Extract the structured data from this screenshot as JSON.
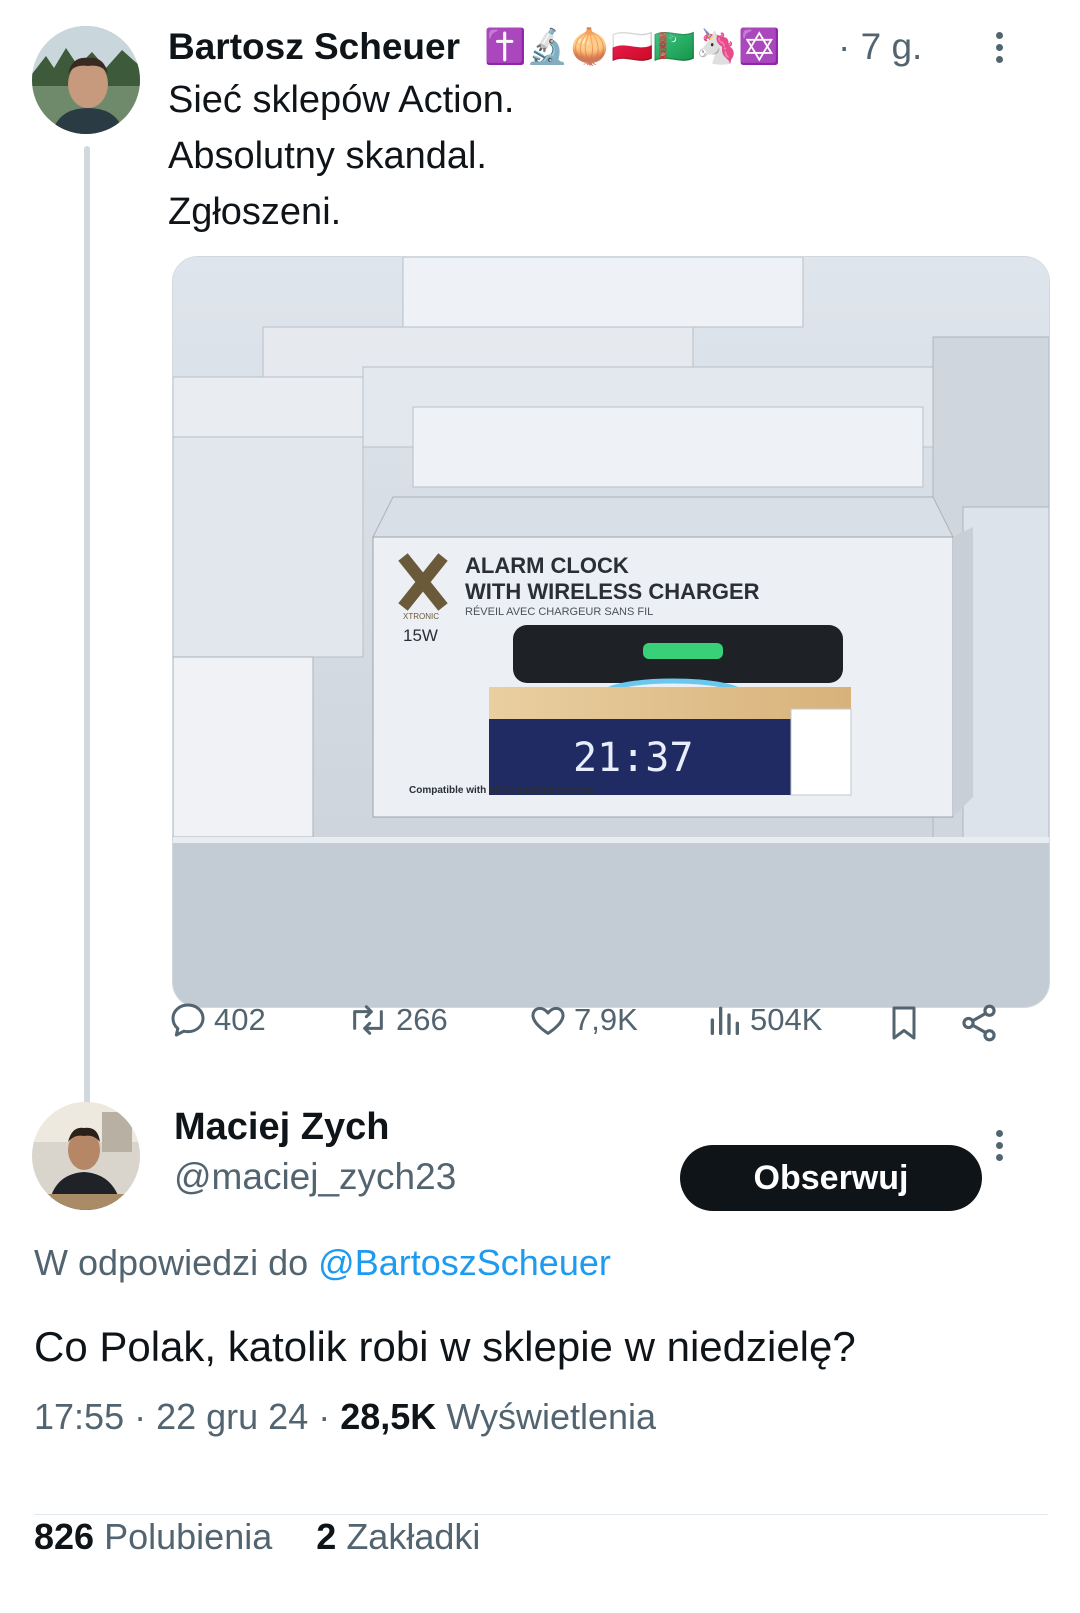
{
  "original_tweet": {
    "author_name": "Bartosz Scheuer",
    "author_emojis": "✝️🔬🧅🇵🇱🇹🇲🦄✡️",
    "separator": "·",
    "time": "7 g.",
    "text_lines": [
      "Sieć sklepów Action.",
      "Absolutny skandal.",
      "Zgłoszeni."
    ],
    "media": {
      "box_title_1": "ALARM CLOCK",
      "box_title_2": "WITH WIRELESS CHARGER",
      "box_subtitle": "RÉVEIL AVEC CHARGEUR SANS FIL",
      "brand": "XTRONIC",
      "power": "15W",
      "display_time": "21:37",
      "compat": "Compatible with all Qi enabled devices"
    },
    "stats": {
      "replies": "402",
      "reposts": "266",
      "likes": "7,9K",
      "views": "504K"
    }
  },
  "reply": {
    "author_name": "Maciej Zych",
    "handle": "@maciej_zych23",
    "follow_label": "Obserwuj",
    "in_reply_prefix": "W odpowiedzi do",
    "in_reply_handle": "@BartoszScheuer",
    "text": "Co Polak, katolik robi w sklepie w niedzielę?",
    "time": "17:55",
    "date": "22 gru 24",
    "views_count": "28,5K",
    "views_label": "Wyświetlenia",
    "likes_count": "826",
    "likes_label": "Polubienia",
    "bookmarks_count": "2",
    "bookmarks_label": "Zakładki"
  },
  "colors": {
    "text": "#0f1419",
    "muted": "#536471",
    "link": "#1d9bf0",
    "thread_line": "#cfd9de",
    "button_bg": "#0f1419"
  }
}
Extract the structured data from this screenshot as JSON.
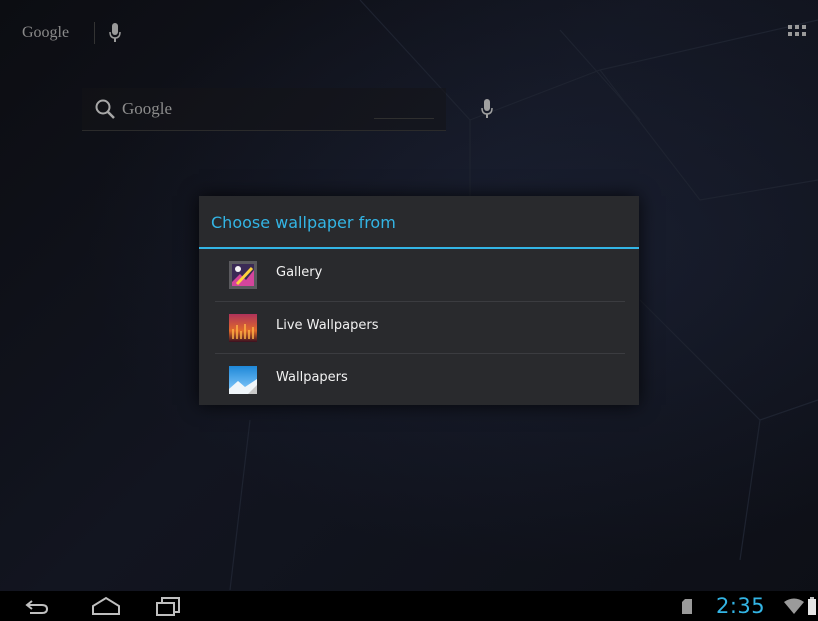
{
  "top_bar": {
    "google_label": "Google"
  },
  "search_widget": {
    "placeholder": "Google"
  },
  "dialog": {
    "title": "Choose wallpaper from",
    "options": [
      {
        "label": "Gallery",
        "icon": "gallery-icon"
      },
      {
        "label": "Live Wallpapers",
        "icon": "live-wallpapers-icon"
      },
      {
        "label": "Wallpapers",
        "icon": "wallpapers-icon"
      }
    ]
  },
  "status_bar": {
    "time": "2:35"
  },
  "colors": {
    "accent": "#33b5e5",
    "dialog_bg": "#292a2d",
    "nav_bg": "#000000"
  }
}
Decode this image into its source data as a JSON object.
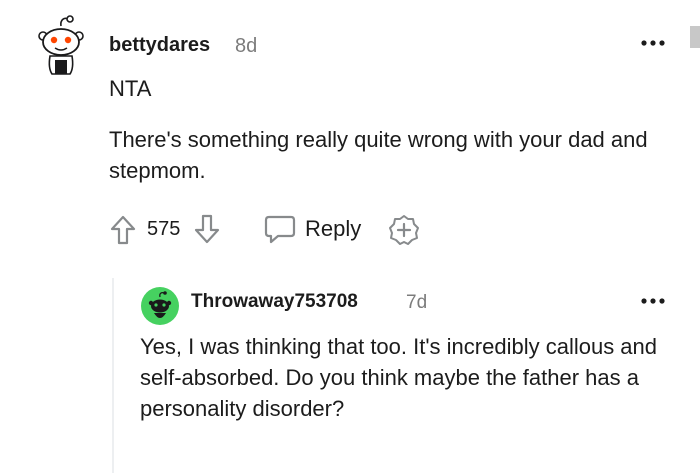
{
  "comment": {
    "username": "bettydares",
    "age": "8d",
    "body_line1": "NTA",
    "body_line2": "There's something really quite wrong with your dad and stepmom.",
    "score": "575",
    "reply_label": "Reply",
    "avatar_icon": "snoo-avatar-icon",
    "more_icon": "more-options-icon"
  },
  "reply": {
    "username": "Throwaway753708",
    "age": "7d",
    "body": "Yes, I was thinking that too. It's incredibly callous and self-absorbed. Do you think maybe the father has a personality disorder?",
    "avatar_icon": "green-snoo-avatar-icon",
    "more_icon": "more-options-icon"
  },
  "colors": {
    "text": "#1c1c1c",
    "meta": "#7c7c7c",
    "icon": "#878a8c",
    "thread_line": "#edeff1",
    "avatar_green": "#46d160"
  }
}
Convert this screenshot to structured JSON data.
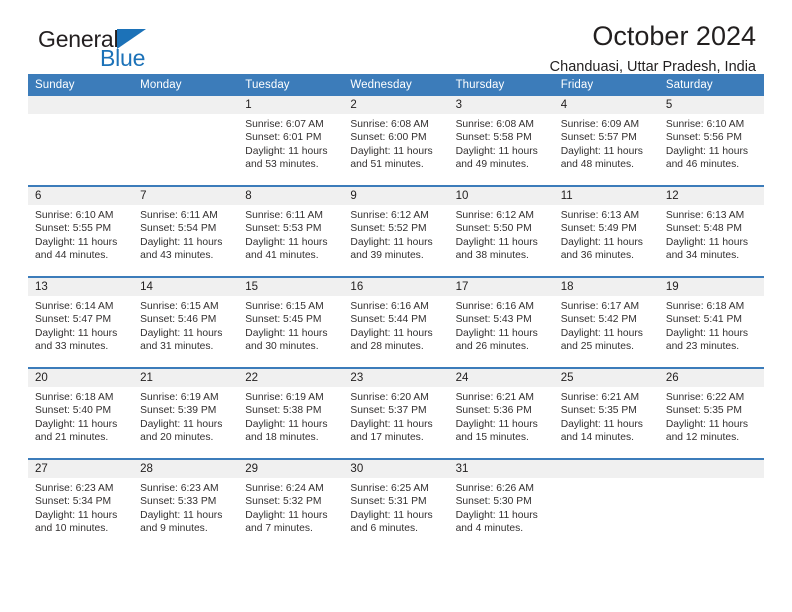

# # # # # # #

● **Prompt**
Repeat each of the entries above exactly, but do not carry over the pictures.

● **Task response**
Extract the structured data from this screenshot as JSON.
{
  "original_tweet": {
    "author_name": "Bartosz Scheuer",
    "author_emojis": "✝️🔬🧅🇵🇱🇹🇲🦄✡️",
    "separator": "·",
    "time": "7 g.",
    "text_lines": [
      "Sieć sklepów Action.",
      "Absolutny skandal.",
      "Zgłoszeni."
    ],
    "media": {
      "box_title_1": "ALARM CLOCK",
      "box_title_2": "WITH WIRELESS CHARGER",
      "box_subtitle": "RÉVEIL AVEC CHARGEUR SANS FIL",
      "brand": "XTRONIC",
      "power": "15W",
      "display_time": "21:37",
      "compat": "Compatible with all Qi enabled devices"
    },
    "stats": {
      "replies": "402",
      "reposts": "266",
      "likes": "7,9K",
      "views": "504K"
    }
  },
  "reply": {
    "author_name": "Maciej Zych",
    "handle": "@maciej_zych23",
    "follow_label": "Obserwuj",
    "in_reply_prefix": "W odpowiedzi do",
    "in_reply_handle": "@BartoszScheuer",
    "text": "Co Polak, katolik robi w sklepie w niedzielę?",
    "time": "17:55",
    "date": "22 gru 24",
    "views_count": "28,5K",
    "views_label": "Wyświetlenia",
    "likes_count": "826",
    "likes_label": "Polubienia",
    "bookmarks_count": "2",
    "bookmarks_label": "Zakładki"
  },
  "colors": {
    "text": "#0f1419",
    "muted": "#536471",
    "link": "#1d9bf0",
    "thread_line": "#cfd9de",
    "button_bg": "#0f1419"
  }
}
Extract the structured data from this screenshot as JSON.
{
  "top_bar": {
    "google_label": "Google"
  },
  "search_widget": {
    "placeholder": "Google"
  },
  "dialog": {
    "title": "Choose wallpaper from",
    "options": [
      {
        "label": "Gallery",
        "icon": "gallery-icon"
      },
      {
        "label": "Live Wallpapers",
        "icon": "live-wallpapers-icon"
      },
      {
        "label": "Wallpapers",
        "icon": "wallpapers-icon"
      }
    ]
  },
  "status_bar": {
    "time": "2:35"
  },
  "colors": {
    "accent": "#33b5e5",
    "dialog_bg": "#292a2d",
    "nav_bg": "#000000"
  }
}
Decode this image into its source data as a JSON object.
{
  "comment": {
    "username": "bettydares",
    "age": "8d",
    "body_line1": "NTA",
    "body_line2": "There's something really quite wrong with your dad and stepmom.",
    "score": "575",
    "reply_label": "Reply",
    "avatar_icon": "snoo-avatar-icon",
    "more_icon": "more-options-icon"
  },
  "reply": {
    "username": "Throwaway753708",
    "age": "7d",
    "body": "Yes, I was thinking that too. It's incredibly callous and self-absorbed. Do you think maybe the father has a personality disorder?",
    "avatar_icon": "green-snoo-avatar-icon",
    "more_icon": "more-options-icon"
  },
  "colors": {
    "text": "#1c1c1c",
    "meta": "#7c7c7c",
    "icon": "#878a8c",
    "thread_line": "#edeff1",
    "avatar_green": "#46d160"
  }
}
Convert this screenshot to structured JSON data.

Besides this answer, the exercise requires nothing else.